The hiring of Drayton was a curious one. Not only had he not been an NFL special teams coordinator before, but he has also been a big part of the Green Bay Packer special teams failures. Drayton served as the primary assistant to former Packers special teams coordinators Ron Zook and Shawn Menenga. Both Zook and Menenga were fired for leading failed units.
When hired, Drayton was supposed to bring new ideas to the Packers special teams. But if that is the case, why did he not do that when he worked under both Zook and Mennenga? From how the Packers special teams have performed so far this season, it appears that Drayton is not bringing anything new to the lowly unit. In fact, with Drayton in charge, the Packers special teams have sunk even lower.

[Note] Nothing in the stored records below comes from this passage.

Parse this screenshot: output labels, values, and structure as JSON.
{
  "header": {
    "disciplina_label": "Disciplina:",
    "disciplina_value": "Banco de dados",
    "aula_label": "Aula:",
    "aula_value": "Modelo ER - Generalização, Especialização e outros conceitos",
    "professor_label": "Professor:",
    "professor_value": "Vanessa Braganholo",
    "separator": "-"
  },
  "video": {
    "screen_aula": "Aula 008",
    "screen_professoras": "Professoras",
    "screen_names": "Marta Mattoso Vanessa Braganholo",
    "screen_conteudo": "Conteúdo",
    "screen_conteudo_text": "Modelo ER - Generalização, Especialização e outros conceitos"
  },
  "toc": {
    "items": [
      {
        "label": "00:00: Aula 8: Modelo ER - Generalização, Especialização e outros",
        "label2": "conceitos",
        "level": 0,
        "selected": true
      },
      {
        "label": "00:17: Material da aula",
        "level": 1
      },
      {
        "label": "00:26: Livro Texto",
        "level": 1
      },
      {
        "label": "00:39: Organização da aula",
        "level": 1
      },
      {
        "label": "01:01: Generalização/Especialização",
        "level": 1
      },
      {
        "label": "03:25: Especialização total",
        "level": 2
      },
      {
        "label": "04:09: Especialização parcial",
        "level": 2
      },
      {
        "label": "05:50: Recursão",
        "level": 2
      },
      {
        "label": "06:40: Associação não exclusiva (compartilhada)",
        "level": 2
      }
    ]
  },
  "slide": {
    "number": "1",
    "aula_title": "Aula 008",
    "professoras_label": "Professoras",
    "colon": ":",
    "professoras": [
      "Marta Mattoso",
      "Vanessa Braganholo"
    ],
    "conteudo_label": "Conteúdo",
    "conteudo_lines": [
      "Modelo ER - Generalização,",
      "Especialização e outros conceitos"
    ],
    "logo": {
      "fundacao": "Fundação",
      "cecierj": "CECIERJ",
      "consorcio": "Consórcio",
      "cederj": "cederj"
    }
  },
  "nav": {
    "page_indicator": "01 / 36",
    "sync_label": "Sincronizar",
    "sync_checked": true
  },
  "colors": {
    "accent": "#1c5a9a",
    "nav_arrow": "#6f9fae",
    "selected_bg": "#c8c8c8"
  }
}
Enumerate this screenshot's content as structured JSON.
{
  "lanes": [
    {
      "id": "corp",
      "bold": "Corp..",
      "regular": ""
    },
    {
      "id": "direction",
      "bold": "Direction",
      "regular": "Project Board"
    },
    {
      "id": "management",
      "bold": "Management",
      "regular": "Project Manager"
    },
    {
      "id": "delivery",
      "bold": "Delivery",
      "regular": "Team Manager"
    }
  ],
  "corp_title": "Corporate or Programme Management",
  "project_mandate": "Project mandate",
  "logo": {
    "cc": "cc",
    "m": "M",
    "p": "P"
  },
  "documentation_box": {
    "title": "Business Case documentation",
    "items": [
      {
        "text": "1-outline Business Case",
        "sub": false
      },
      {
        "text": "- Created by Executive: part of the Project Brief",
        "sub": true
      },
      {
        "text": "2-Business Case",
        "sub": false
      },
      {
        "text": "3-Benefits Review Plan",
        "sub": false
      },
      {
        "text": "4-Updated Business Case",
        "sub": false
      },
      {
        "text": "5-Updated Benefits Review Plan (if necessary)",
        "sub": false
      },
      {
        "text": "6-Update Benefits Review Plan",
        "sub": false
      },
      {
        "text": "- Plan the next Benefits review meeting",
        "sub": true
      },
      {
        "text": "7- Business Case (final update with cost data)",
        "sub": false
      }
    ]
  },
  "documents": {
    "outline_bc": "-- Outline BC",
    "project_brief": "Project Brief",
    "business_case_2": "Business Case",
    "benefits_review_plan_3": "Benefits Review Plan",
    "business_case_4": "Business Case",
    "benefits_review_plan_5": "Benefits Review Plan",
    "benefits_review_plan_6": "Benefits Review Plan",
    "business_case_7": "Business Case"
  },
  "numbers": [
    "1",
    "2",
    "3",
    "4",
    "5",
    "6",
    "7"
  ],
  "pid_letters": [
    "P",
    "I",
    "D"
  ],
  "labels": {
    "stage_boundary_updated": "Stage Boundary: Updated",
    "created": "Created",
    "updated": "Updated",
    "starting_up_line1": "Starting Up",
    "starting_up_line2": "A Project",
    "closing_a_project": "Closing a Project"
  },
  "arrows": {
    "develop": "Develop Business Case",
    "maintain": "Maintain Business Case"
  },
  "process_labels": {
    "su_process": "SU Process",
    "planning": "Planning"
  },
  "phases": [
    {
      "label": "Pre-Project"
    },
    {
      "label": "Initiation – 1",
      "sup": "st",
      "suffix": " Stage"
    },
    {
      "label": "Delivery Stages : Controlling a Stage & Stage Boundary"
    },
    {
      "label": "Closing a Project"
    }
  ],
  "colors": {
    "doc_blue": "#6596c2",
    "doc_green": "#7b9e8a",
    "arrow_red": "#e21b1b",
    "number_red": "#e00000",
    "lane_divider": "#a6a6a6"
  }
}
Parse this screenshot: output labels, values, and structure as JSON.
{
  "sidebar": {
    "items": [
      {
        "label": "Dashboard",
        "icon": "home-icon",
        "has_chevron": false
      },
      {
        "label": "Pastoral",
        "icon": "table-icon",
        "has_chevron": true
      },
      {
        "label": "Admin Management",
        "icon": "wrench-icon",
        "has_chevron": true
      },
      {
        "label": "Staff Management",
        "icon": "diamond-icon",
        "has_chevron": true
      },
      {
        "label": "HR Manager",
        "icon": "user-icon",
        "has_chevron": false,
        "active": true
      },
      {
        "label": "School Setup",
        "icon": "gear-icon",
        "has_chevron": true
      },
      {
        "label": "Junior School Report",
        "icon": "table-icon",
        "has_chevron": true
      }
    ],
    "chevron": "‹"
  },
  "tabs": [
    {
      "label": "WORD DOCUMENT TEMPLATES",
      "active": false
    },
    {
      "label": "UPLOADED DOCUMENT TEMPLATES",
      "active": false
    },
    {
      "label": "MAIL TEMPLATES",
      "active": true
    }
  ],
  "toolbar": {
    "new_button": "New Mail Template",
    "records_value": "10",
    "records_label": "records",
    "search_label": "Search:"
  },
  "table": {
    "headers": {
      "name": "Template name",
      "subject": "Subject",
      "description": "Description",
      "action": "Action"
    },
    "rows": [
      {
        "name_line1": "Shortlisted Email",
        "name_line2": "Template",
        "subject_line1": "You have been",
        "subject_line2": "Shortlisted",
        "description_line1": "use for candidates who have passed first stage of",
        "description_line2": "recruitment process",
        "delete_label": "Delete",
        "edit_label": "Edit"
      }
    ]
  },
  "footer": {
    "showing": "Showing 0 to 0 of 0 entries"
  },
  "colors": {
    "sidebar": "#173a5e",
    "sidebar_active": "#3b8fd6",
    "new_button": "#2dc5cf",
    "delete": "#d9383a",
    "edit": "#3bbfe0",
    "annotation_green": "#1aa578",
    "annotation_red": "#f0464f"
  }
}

LaFleur has come out and said that he will not move on from Drayton. It is admirable, but what other choice does he have? Firing Drayton would only put him in the same situation he is already in, that being having an inexperienced special teams coordinator leading a poor unit. LaFleur made this bed and now he has to sleep in it. It will be up to him to get Drayton to adjust. If not, the Packers special teams might cost them a victory and with the playoffs right around the corner; LaFleur cannot afford that.